• [EXERCISE DETAILS]: In the entries that follow, which lines hold the string "will"? List them.

========================================================================

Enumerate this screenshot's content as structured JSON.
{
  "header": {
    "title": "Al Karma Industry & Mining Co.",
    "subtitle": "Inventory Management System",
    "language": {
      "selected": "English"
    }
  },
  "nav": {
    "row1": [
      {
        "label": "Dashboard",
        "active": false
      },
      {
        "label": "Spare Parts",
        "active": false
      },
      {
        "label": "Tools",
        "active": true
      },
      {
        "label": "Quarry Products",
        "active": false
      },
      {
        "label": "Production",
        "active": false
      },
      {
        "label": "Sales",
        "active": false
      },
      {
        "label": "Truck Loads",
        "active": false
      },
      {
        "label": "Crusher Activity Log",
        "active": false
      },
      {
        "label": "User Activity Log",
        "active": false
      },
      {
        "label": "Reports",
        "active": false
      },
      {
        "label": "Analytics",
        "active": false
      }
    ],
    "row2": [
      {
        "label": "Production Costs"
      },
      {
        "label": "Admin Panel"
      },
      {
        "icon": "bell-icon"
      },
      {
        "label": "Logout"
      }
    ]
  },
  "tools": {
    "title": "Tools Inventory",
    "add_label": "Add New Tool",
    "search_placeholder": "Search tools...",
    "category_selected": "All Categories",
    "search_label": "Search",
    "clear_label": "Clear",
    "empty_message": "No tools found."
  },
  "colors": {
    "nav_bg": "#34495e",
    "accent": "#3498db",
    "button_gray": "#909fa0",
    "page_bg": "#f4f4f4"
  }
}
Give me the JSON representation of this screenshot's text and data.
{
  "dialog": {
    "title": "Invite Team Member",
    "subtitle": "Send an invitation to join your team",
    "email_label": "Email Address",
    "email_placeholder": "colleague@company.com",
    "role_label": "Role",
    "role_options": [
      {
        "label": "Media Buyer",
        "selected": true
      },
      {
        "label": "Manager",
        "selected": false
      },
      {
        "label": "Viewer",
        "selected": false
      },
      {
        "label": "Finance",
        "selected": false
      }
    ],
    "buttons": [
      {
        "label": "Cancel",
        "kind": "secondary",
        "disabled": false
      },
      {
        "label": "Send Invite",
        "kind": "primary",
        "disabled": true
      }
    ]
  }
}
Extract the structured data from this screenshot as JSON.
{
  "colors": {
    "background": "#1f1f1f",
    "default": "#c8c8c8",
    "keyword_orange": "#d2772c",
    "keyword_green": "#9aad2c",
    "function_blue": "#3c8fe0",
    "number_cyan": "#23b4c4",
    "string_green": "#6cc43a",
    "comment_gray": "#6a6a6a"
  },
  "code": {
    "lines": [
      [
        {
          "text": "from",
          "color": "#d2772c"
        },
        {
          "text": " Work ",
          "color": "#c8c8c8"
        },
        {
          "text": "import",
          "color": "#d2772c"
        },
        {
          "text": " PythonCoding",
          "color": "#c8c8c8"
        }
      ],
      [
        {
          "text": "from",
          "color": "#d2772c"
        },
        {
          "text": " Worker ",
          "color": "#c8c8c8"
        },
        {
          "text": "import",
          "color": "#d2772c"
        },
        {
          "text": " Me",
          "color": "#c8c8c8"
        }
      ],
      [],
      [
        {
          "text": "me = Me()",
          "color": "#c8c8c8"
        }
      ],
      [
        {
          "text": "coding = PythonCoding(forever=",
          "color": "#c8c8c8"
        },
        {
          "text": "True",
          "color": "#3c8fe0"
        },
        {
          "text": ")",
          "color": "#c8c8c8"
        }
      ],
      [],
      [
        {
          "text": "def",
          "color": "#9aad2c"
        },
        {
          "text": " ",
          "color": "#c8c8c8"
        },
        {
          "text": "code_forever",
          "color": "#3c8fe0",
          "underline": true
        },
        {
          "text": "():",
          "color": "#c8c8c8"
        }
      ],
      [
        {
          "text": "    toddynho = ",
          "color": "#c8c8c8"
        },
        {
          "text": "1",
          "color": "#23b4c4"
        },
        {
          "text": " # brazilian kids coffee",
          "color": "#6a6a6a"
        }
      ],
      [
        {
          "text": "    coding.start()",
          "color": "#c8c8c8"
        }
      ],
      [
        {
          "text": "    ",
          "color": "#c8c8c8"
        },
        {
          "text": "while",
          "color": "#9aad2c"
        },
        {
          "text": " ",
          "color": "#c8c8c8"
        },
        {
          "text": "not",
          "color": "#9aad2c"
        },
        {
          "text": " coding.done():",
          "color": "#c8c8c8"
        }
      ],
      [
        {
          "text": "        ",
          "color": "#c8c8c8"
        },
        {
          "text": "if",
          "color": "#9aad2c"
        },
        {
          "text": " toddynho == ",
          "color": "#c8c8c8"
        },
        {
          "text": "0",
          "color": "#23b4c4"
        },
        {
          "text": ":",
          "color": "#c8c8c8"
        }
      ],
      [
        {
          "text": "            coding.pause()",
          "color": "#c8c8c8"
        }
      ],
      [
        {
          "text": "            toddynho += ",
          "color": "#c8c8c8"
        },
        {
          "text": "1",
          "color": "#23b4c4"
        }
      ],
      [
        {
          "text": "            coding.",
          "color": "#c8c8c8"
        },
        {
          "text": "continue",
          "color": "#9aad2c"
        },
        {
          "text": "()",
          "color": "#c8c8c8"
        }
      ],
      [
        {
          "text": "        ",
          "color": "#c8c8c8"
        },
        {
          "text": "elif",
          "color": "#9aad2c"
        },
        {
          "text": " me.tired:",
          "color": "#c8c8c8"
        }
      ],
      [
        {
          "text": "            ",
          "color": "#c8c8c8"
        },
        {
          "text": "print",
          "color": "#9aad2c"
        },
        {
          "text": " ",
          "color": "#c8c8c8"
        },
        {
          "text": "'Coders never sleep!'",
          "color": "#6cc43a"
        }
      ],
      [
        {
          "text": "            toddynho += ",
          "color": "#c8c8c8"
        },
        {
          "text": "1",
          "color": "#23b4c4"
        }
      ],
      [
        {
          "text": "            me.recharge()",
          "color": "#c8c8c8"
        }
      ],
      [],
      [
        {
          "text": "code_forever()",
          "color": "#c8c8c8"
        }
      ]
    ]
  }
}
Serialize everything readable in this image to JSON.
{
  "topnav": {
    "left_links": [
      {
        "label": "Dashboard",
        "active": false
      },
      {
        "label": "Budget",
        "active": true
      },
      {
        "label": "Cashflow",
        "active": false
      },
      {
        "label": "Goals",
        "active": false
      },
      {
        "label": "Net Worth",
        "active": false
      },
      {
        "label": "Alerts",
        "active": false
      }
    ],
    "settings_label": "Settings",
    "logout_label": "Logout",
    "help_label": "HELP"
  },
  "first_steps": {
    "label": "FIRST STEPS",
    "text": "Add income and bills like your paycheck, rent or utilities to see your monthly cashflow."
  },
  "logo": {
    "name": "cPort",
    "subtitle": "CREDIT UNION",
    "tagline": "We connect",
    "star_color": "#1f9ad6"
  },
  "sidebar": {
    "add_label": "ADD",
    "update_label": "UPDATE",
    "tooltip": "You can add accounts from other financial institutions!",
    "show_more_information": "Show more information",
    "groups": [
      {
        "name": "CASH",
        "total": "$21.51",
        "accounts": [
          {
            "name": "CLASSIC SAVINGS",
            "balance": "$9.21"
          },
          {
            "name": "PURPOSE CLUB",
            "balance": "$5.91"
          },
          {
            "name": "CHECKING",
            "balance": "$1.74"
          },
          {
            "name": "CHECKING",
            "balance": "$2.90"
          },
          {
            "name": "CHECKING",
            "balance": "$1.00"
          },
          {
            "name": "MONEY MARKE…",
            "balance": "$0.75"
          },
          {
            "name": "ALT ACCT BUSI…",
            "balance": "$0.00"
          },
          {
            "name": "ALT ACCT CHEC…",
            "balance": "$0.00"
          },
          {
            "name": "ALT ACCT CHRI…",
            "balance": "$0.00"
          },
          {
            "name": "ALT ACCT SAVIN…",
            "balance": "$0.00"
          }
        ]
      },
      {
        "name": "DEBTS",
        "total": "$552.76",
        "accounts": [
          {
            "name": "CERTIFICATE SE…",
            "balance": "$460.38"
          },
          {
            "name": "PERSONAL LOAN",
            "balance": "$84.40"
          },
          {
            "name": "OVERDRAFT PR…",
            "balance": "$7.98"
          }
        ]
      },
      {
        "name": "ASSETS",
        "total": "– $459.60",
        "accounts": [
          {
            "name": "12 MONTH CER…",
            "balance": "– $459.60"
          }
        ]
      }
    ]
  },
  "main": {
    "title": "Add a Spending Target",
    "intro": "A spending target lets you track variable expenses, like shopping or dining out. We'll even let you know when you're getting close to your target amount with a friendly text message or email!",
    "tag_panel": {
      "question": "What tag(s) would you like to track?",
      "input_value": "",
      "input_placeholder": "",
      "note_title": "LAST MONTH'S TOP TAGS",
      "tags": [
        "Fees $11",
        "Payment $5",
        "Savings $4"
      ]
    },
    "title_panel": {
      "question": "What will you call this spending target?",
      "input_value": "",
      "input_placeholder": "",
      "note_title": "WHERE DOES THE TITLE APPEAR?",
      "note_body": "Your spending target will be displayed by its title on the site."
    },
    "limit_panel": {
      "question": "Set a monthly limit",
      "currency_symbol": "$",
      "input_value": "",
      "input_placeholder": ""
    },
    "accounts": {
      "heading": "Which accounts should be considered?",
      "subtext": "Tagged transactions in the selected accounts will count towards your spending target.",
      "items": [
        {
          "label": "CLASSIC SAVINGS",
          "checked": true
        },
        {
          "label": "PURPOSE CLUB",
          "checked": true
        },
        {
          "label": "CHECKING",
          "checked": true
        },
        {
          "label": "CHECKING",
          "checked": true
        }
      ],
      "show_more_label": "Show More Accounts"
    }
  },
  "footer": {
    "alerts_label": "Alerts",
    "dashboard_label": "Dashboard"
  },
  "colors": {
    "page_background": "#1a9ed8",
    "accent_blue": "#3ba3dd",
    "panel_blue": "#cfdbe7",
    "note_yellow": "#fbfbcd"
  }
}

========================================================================

• [PROBLEM SOLUTION]:
      "question": "What will you call this spending target?",
      "note_body": "Your spending target will be displayed by its title on the site."
      "subtext": "Tagged transactions in the selected accounts will count towards your spending target.",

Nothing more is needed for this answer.